Thirty-eight aid workers were also killed in 2008, double the number of the previous year.
Death toll disputed
The overwhelming majority of deaths, 85 per cent, were caused by bombings, including those carried out by suicide bombers.
Nearly two-thirds of the 828 civilians allegedly killed by pro-government forces, died in air strikes targeting insurgents, the report said.
"Night-time raids, which sometimes result in death and injury to civilians, are of continuing concern and are widely resented in many communities," it said.
But the foreign forces in Afghanistan rejected the report's death toll.
A spokesman for Nato's International Security Assistance Force (Isaf) said only 237 civilians were killed by Isaf and the US-led force last year.
The large difference in the numbers was probably because of different methodologies used to collect data, Major Martin O'Donnell, the Isaf spokesman, was reported by the AFP news agency as saying.
Amid the escalating violence in Afghanistan, a Taliban commander and several of his associates were killed in an air raid on their compound in Herat province by US led forces on Tuesday.
|Foreign forces in Afghanistan have rejected the report's death toll [AFP]
Local officials told Al Jazeera that civilians, including an eight year-old child, had been killed in the raid.
The US military said it could not confirm the civilian casualties, but referred to the air raid as a "precision strike" on a Taliban target.
A British soldier was also killed on Tuesday after coming under fire in the province of Helmand, bringing to 35 the number of international soldiers killed in Afghanistan this year.

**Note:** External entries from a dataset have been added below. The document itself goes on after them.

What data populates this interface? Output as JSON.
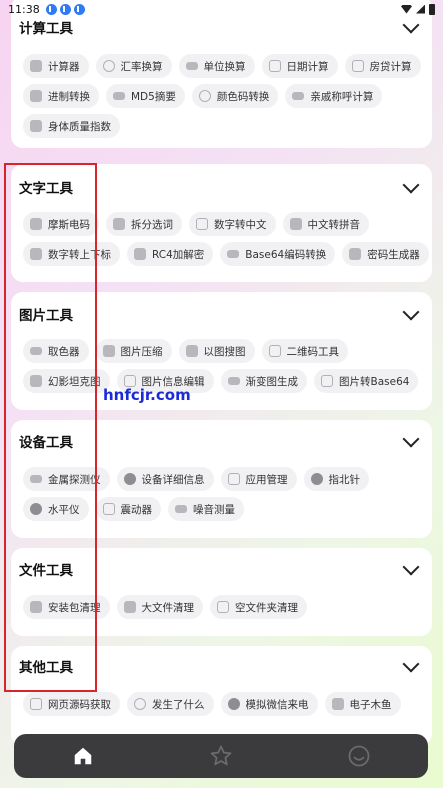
{
  "status": {
    "time": "11:38"
  },
  "sections": [
    {
      "title": "计算工具",
      "rows": [
        [
          {
            "icon": "calculator-icon",
            "label": "计算器"
          },
          {
            "icon": "exchange-rate-icon",
            "label": "汇率换算"
          },
          {
            "icon": "unit-convert-icon",
            "label": "单位换算"
          },
          {
            "icon": "calendar-icon",
            "label": "日期计算"
          },
          {
            "icon": "house-icon",
            "label": "房贷计算"
          }
        ],
        [
          {
            "icon": "binary-icon",
            "label": "进制转换"
          },
          {
            "icon": "md5-icon",
            "label": "MD5摘要"
          },
          {
            "icon": "palette-icon",
            "label": "颜色码转换"
          },
          {
            "icon": "relation-icon",
            "label": "亲戚称呼计算"
          }
        ],
        [
          {
            "icon": "bmi-icon",
            "label": "身体质量指数"
          }
        ]
      ]
    },
    {
      "title": "文字工具",
      "rows": [
        [
          {
            "icon": "morse-icon",
            "label": "摩斯电码"
          },
          {
            "icon": "split-icon",
            "label": "拆分选词"
          },
          {
            "icon": "number-text-icon",
            "label": "数字转中文"
          },
          {
            "icon": "pinyin-icon",
            "label": "中文转拼音"
          }
        ],
        [
          {
            "icon": "subscript-icon",
            "label": "数字转上下标"
          },
          {
            "icon": "rc4-icon",
            "label": "RC4加解密"
          },
          {
            "icon": "link-icon",
            "label": "Base64编码转换"
          },
          {
            "icon": "lock-icon",
            "label": "密码生成器"
          }
        ]
      ]
    },
    {
      "title": "图片工具",
      "rows": [
        [
          {
            "icon": "color-picker-icon",
            "label": "取色器"
          },
          {
            "icon": "image-compress-icon",
            "label": "图片压缩"
          },
          {
            "icon": "image-search-icon",
            "label": "以图搜图"
          },
          {
            "icon": "qrcode-icon",
            "label": "二维码工具"
          }
        ],
        [
          {
            "icon": "phantom-tank-icon",
            "label": "幻影坦克图"
          },
          {
            "icon": "image-edit-icon",
            "label": "图片信息编辑"
          },
          {
            "icon": "gradient-icon",
            "label": "渐变图生成"
          },
          {
            "icon": "image-base64-icon",
            "label": "图片转Base64"
          }
        ]
      ]
    },
    {
      "title": "设备工具",
      "rows": [
        [
          {
            "icon": "metal-detector-icon",
            "label": "金属探测仪"
          },
          {
            "icon": "info-icon",
            "label": "设备详细信息"
          },
          {
            "icon": "package-icon",
            "label": "应用管理"
          },
          {
            "icon": "compass-icon",
            "label": "指北针"
          }
        ],
        [
          {
            "icon": "level-icon",
            "label": "水平仪"
          },
          {
            "icon": "vibrate-icon",
            "label": "震动器"
          },
          {
            "icon": "noise-icon",
            "label": "噪音测量"
          }
        ]
      ]
    },
    {
      "title": "文件工具",
      "rows": [
        [
          {
            "icon": "apk-clean-icon",
            "label": "安装包清理"
          },
          {
            "icon": "folder-icon",
            "label": "大文件清理"
          },
          {
            "icon": "empty-folder-icon",
            "label": "空文件夹清理"
          }
        ]
      ]
    },
    {
      "title": "其他工具",
      "rows": [
        [
          {
            "icon": "web-source-icon",
            "label": "网页源码获取"
          },
          {
            "icon": "smile-icon",
            "label": "发生了什么"
          },
          {
            "icon": "wechat-icon",
            "label": "模拟微信来电"
          },
          {
            "icon": "wooden-fish-icon",
            "label": "电子木鱼"
          }
        ]
      ]
    }
  ],
  "watermark": "hnfcjr.com",
  "nav": [
    {
      "icon": "home-icon"
    },
    {
      "icon": "star-icon"
    },
    {
      "icon": "smile-face-icon"
    }
  ]
}
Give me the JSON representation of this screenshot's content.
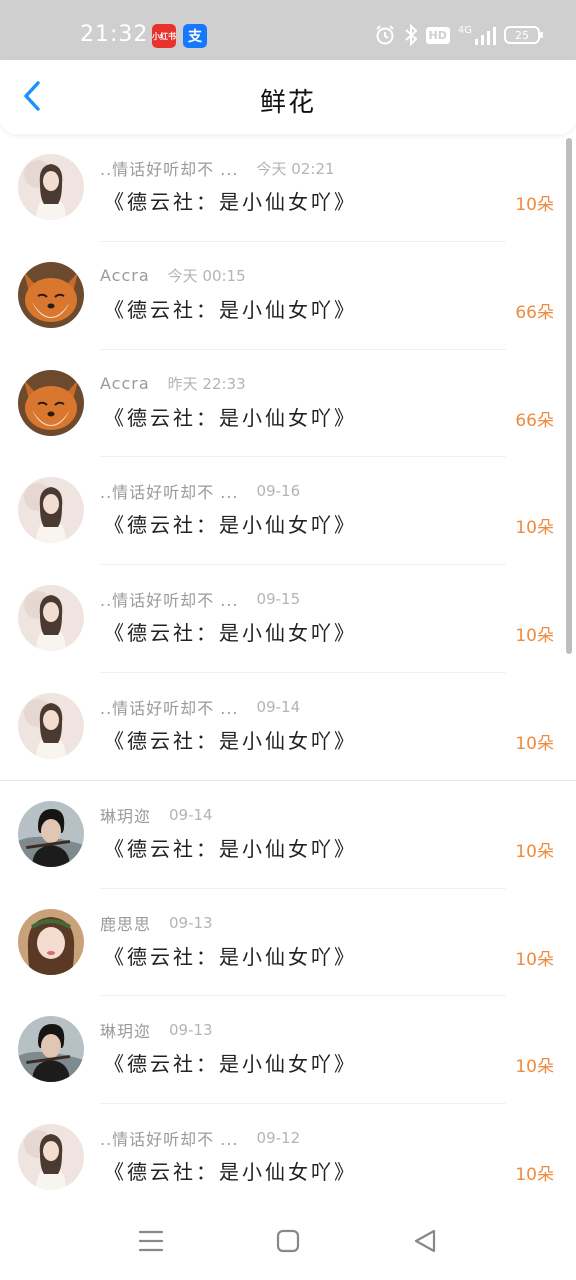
{
  "status_bar": {
    "time": "21:32",
    "badge_red_label": "小红书",
    "badge_blue_label": "支",
    "network": "4G",
    "hd": "HD",
    "battery": "25"
  },
  "header": {
    "title": "鲜花",
    "back_icon": "chevron-left-icon"
  },
  "colors": {
    "accent": "#1e90ff",
    "count": "#f08a3e",
    "status_bar_bg": "#cfcfcf"
  },
  "records": [
    {
      "name": "..情话好听却不 ...",
      "time": "今天 02:21",
      "gift": "《德云社：是小仙女吖》",
      "count": "10朵",
      "avatar": "woman"
    },
    {
      "name": "Accra",
      "time": "今天 00:15",
      "gift": "《德云社：是小仙女吖》",
      "count": "66朵",
      "avatar": "fox"
    },
    {
      "name": "Accra",
      "time": "昨天 22:33",
      "gift": "《德云社：是小仙女吖》",
      "count": "66朵",
      "avatar": "fox"
    },
    {
      "name": "..情话好听却不 ...",
      "time": "09-16",
      "gift": "《德云社：是小仙女吖》",
      "count": "10朵",
      "avatar": "woman"
    },
    {
      "name": "..情话好听却不 ...",
      "time": "09-15",
      "gift": "《德云社：是小仙女吖》",
      "count": "10朵",
      "avatar": "woman"
    },
    {
      "name": "..情话好听却不 ...",
      "time": "09-14",
      "gift": "《德云社：是小仙女吖》",
      "count": "10朵",
      "avatar": "woman"
    },
    {
      "name": "琳玥迩",
      "time": "09-14",
      "gift": "《德云社：是小仙女吖》",
      "count": "10朵",
      "avatar": "man"
    },
    {
      "name": "鹿思思",
      "time": "09-13",
      "gift": "《德云社：是小仙女吖》",
      "count": "10朵",
      "avatar": "girl"
    },
    {
      "name": "琳玥迩",
      "time": "09-13",
      "gift": "《德云社：是小仙女吖》",
      "count": "10朵",
      "avatar": "man"
    },
    {
      "name": "..情话好听却不 ...",
      "time": "09-12",
      "gift": "《德云社：是小仙女吖》",
      "count": "10朵",
      "avatar": "woman"
    }
  ],
  "nav": {
    "menu_icon": "menu-icon",
    "home_icon": "home-square-icon",
    "back_icon": "back-triangle-icon"
  }
}
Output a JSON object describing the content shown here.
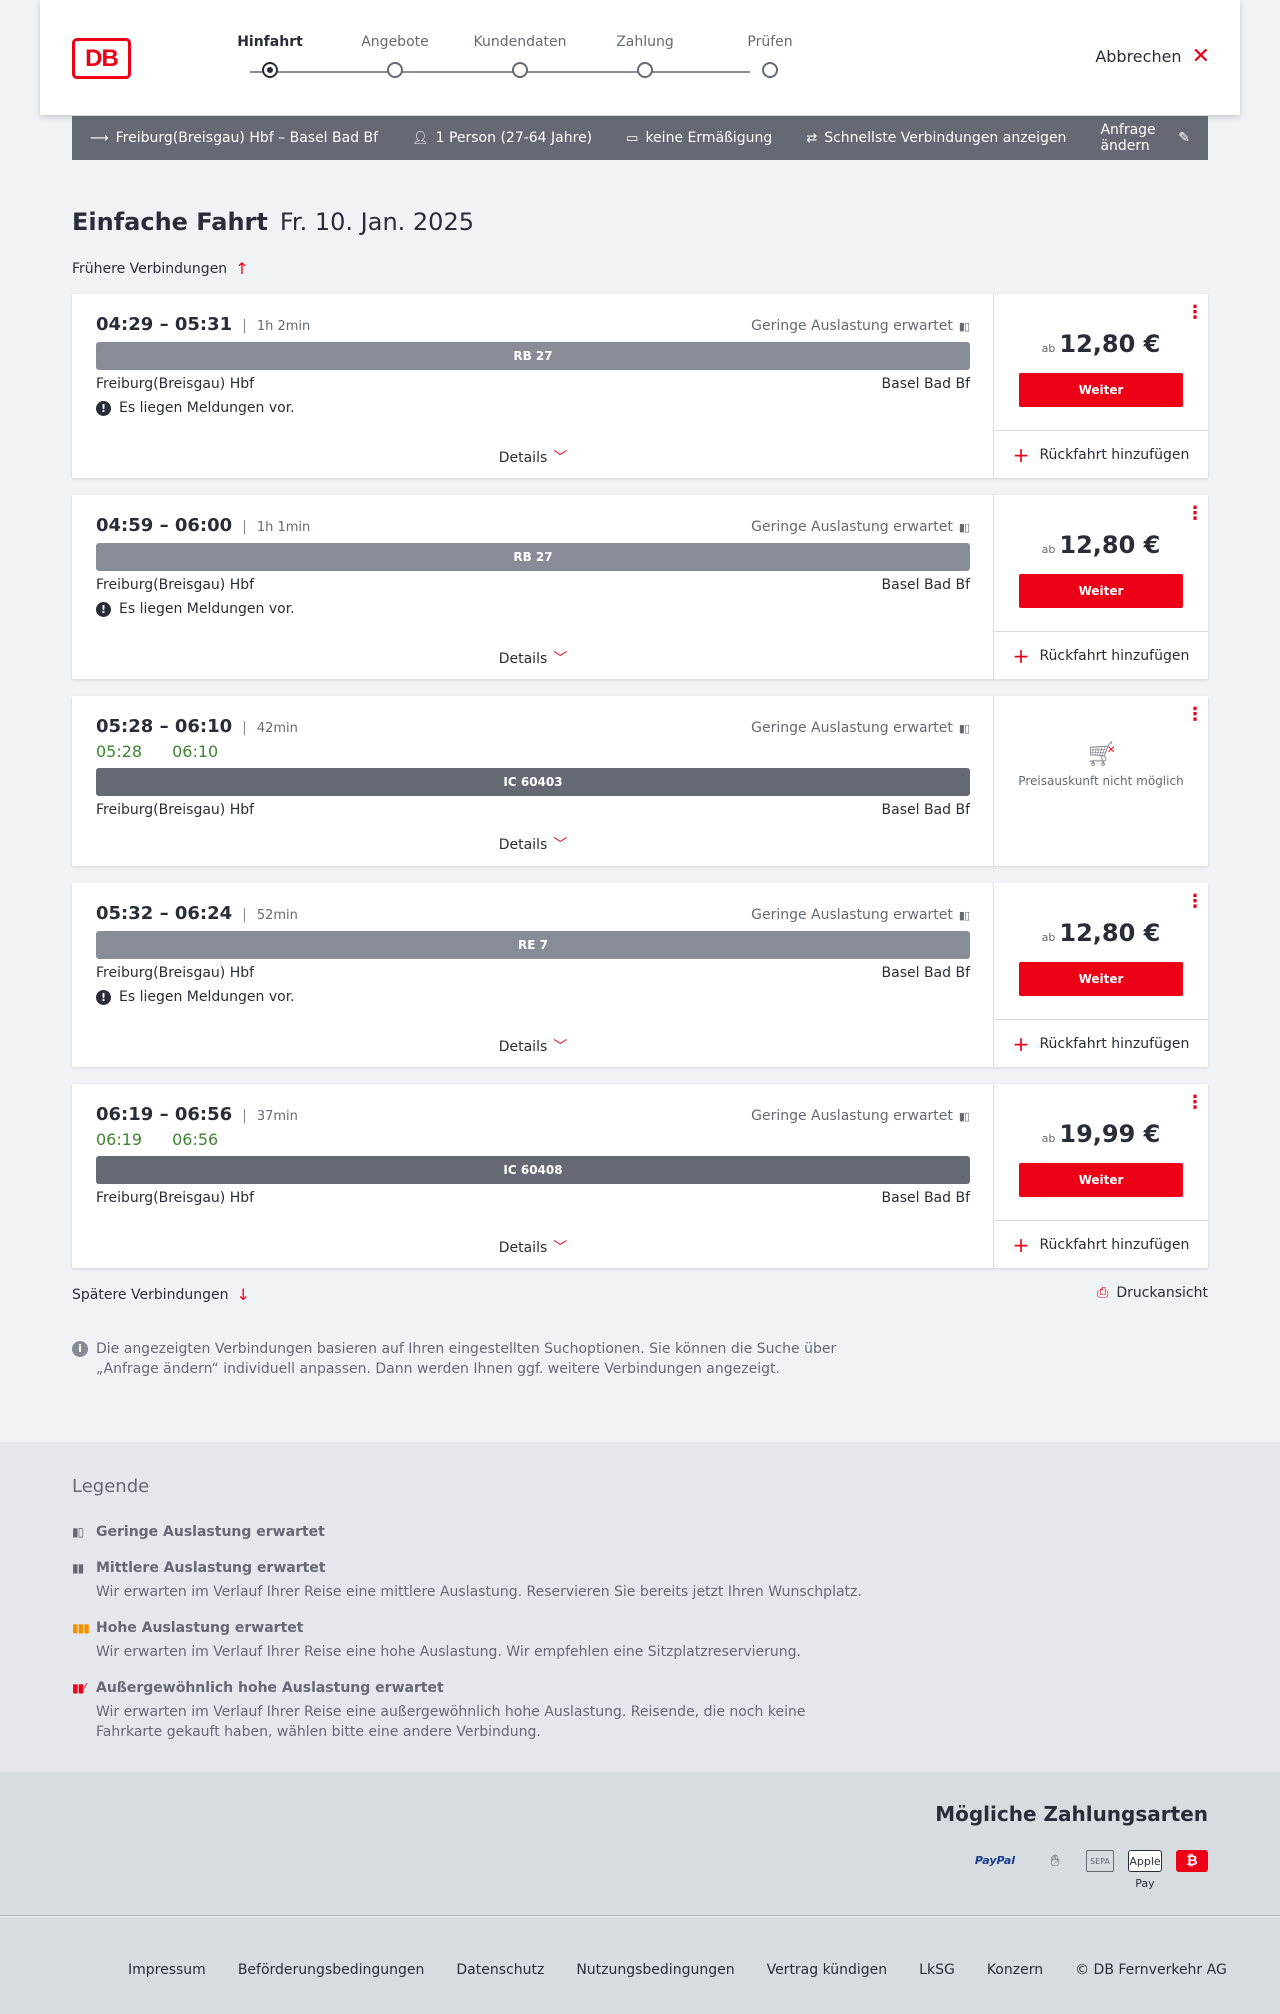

Isaf announced separately that its soldiers and Afghan police had captured two fighters in connection with a car bomb that killed two US soldiers in the eastern province of Khost a week ago.